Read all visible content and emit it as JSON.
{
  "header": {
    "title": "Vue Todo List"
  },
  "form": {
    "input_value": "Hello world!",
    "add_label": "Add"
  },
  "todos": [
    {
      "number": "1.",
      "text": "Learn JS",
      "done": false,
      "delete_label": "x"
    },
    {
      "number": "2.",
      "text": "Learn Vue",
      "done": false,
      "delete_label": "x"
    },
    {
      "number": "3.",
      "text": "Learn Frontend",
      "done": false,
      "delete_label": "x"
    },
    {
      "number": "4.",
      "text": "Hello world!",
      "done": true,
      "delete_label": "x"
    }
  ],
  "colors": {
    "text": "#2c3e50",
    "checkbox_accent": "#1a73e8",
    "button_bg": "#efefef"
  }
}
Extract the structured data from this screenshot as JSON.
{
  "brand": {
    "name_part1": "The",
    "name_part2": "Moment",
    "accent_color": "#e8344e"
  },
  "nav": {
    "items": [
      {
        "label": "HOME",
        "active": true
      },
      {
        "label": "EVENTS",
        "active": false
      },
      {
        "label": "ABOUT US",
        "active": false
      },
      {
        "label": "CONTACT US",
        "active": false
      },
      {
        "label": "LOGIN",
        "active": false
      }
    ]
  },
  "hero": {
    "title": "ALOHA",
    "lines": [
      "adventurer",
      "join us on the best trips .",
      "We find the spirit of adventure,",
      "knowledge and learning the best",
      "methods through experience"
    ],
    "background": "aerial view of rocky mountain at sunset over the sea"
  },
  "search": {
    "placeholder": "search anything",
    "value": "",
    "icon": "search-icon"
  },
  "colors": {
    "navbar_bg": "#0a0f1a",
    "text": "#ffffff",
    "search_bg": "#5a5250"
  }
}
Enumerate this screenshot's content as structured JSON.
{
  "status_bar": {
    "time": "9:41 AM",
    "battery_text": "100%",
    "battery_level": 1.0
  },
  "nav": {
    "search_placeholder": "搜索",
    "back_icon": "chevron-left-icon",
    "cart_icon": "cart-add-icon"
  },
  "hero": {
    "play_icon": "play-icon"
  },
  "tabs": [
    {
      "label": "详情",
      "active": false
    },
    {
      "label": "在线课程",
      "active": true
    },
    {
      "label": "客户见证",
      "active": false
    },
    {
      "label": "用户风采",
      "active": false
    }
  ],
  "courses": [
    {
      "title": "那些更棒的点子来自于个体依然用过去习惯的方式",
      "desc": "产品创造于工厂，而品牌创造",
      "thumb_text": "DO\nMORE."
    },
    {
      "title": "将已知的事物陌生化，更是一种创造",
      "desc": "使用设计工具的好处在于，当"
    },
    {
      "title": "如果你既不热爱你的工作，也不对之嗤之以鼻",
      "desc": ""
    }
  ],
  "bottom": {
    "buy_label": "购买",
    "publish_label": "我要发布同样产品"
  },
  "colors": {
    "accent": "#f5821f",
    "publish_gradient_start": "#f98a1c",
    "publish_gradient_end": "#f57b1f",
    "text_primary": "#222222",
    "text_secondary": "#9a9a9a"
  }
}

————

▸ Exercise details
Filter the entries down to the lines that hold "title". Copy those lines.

▸ Exercise result
    "title": "Vue Todo List"
    "title": "ALOHA",
      "title": "那些更棒的点子来自于个体依然用过去习惯的方式",
      "title": "将已知的事物陌生化，更是一种创造",
      "title": "如果你既不热爱你的工作，也不对之嗤之以鼻",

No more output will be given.